━━ GIVEN INFORMATION
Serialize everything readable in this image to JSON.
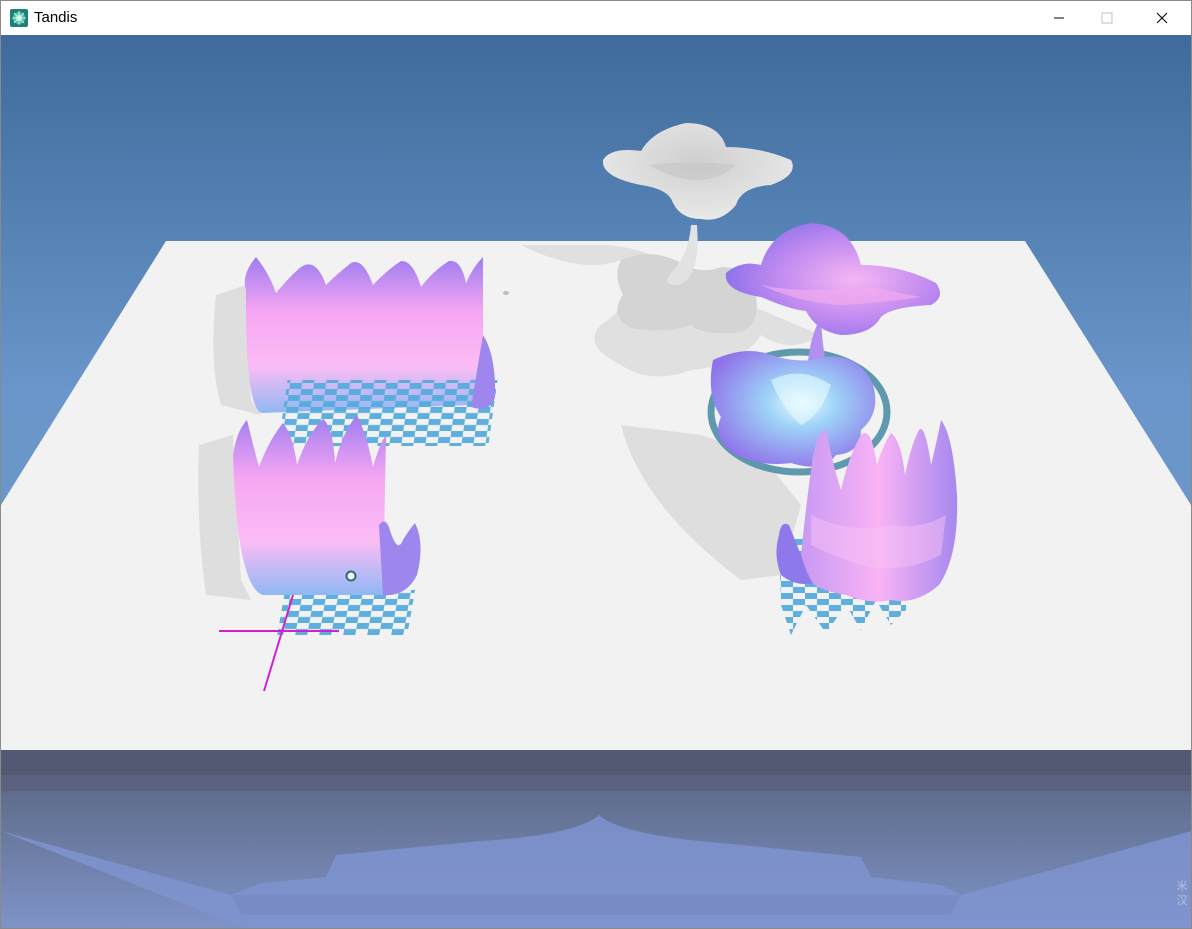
{
  "window": {
    "title": "Tandis",
    "controls": {
      "minimize": "minimize",
      "maximize": "maximize",
      "close": "close"
    }
  },
  "scene": {
    "sky_top": "#3d6a9a",
    "sky_bottom": "#6f9ad0",
    "table_color": "#f2f2f2",
    "surface_colors": [
      "#f6a8f0",
      "#b58cf0",
      "#9fd0f7"
    ],
    "checker_color": "#4aa6d8",
    "gizmo_color": "#d020d0",
    "side_text": "米 汉"
  }
}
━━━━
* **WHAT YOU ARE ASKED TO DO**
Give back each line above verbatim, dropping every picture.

* **FINAL ANSWER**
Serialize everything readable in this image to JSON.
{
  "window": {
    "title": "Tandis",
    "controls": {
      "minimize": "minimize",
      "maximize": "maximize",
      "close": "close"
    }
  },
  "scene": {
    "sky_top": "#3d6a9a",
    "sky_bottom": "#6f9ad0",
    "table_color": "#f2f2f2",
    "surface_colors": [
      "#f6a8f0",
      "#b58cf0",
      "#9fd0f7"
    ],
    "checker_color": "#4aa6d8",
    "gizmo_color": "#d020d0",
    "side_text": "米 汉"
  }
}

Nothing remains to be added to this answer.